Dataset entries:
——————————
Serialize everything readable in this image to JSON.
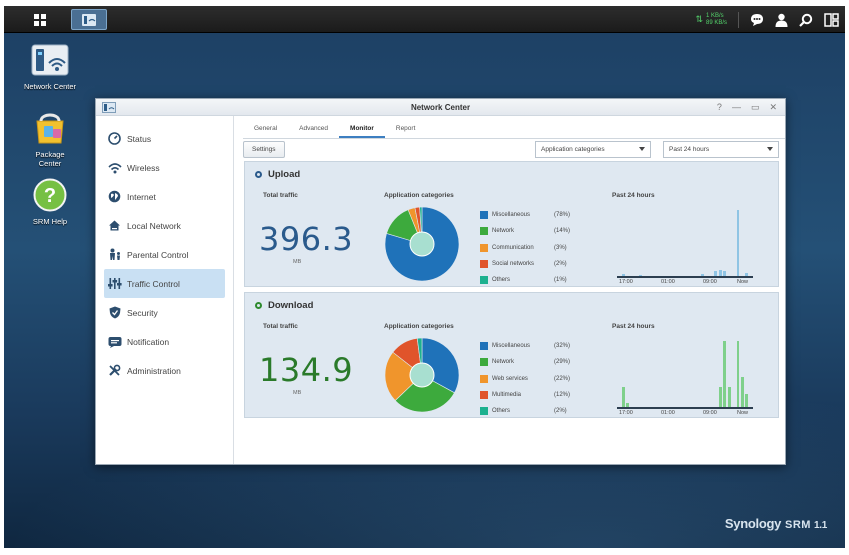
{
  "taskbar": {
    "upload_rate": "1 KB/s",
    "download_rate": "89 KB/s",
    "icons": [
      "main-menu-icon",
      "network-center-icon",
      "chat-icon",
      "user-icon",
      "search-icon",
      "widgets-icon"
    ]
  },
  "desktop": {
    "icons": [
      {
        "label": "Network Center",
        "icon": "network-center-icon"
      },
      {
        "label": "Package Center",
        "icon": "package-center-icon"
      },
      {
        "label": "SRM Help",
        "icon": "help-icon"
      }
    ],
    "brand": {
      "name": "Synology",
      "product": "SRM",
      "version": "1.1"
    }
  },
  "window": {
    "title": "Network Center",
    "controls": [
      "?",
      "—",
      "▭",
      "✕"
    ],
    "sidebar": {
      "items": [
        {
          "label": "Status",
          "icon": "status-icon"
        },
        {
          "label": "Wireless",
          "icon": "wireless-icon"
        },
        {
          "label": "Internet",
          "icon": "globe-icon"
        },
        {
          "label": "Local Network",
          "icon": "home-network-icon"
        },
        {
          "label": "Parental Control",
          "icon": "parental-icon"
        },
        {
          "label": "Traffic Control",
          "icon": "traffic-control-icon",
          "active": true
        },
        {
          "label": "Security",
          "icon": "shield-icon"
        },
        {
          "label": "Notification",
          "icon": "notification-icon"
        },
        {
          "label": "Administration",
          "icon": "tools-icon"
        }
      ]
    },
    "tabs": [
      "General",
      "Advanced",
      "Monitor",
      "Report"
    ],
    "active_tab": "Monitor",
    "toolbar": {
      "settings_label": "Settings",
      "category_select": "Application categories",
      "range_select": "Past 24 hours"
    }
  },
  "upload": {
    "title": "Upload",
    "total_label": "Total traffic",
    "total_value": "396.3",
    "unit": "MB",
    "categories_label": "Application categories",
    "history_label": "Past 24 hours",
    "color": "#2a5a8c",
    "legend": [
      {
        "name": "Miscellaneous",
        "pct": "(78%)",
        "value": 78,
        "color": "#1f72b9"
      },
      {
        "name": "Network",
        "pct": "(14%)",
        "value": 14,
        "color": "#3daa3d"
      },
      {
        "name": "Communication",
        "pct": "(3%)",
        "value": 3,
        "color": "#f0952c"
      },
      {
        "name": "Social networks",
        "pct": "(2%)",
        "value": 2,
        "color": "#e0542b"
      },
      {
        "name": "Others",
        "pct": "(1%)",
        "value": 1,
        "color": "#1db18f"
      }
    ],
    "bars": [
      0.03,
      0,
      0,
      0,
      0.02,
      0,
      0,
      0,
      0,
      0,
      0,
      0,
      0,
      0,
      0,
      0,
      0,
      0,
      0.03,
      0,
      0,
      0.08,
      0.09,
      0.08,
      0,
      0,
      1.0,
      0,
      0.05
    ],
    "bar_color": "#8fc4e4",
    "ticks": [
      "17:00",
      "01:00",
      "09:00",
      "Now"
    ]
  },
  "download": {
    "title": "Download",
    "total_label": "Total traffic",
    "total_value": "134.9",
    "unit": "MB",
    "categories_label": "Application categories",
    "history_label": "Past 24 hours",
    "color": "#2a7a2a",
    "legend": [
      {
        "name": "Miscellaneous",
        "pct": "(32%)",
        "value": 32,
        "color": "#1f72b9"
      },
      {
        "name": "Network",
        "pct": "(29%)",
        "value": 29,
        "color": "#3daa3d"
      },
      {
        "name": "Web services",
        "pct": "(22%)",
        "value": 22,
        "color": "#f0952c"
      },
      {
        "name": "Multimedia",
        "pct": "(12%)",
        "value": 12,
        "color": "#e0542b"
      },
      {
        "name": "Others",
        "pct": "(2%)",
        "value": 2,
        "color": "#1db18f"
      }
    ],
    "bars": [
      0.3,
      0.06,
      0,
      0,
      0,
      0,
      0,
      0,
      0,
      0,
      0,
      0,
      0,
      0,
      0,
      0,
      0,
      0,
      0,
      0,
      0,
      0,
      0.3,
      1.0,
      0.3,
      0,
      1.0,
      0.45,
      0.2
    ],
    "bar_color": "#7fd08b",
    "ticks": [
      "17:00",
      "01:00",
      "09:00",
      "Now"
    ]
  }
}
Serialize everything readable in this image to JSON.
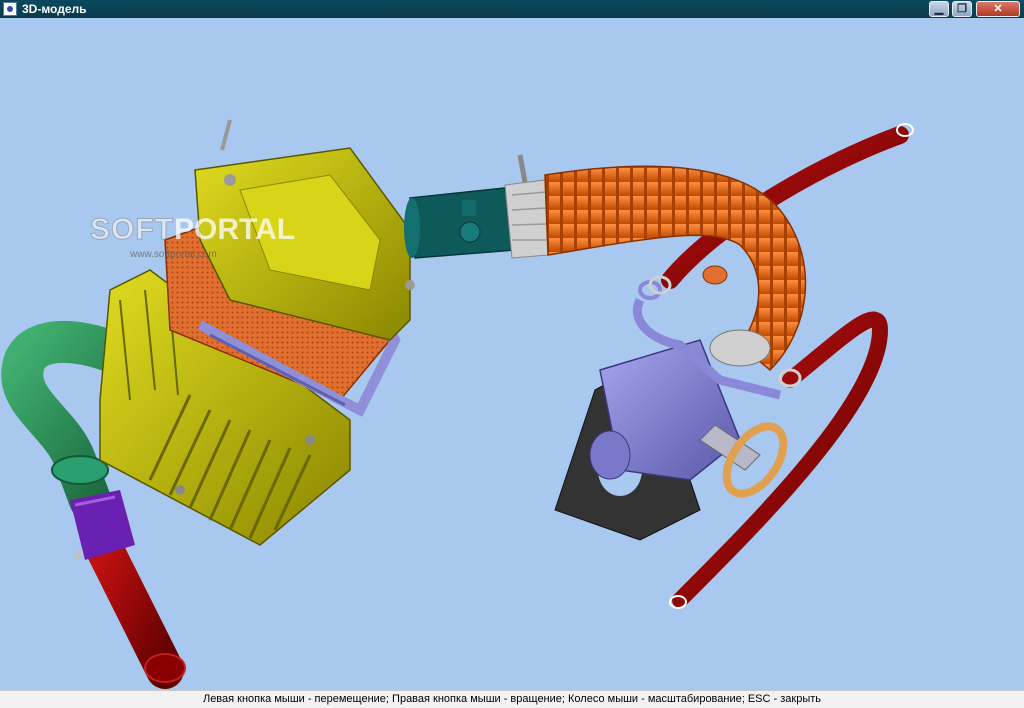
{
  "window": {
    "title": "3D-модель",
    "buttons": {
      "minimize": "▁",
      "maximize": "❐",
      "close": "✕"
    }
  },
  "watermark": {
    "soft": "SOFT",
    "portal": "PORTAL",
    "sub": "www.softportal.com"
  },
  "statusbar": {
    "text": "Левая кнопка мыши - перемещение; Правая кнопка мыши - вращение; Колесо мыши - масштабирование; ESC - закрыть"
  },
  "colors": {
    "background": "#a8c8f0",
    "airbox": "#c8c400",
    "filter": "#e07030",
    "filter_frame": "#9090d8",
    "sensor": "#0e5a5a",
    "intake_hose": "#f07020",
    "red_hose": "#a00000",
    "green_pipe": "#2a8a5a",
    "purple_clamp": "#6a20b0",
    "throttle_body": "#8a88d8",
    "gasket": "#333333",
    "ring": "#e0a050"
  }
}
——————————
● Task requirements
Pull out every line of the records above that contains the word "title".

● Response
    "title": "Network Center",
    "title": "Upload",
    "title": "Download",
    "title": "3D-модель",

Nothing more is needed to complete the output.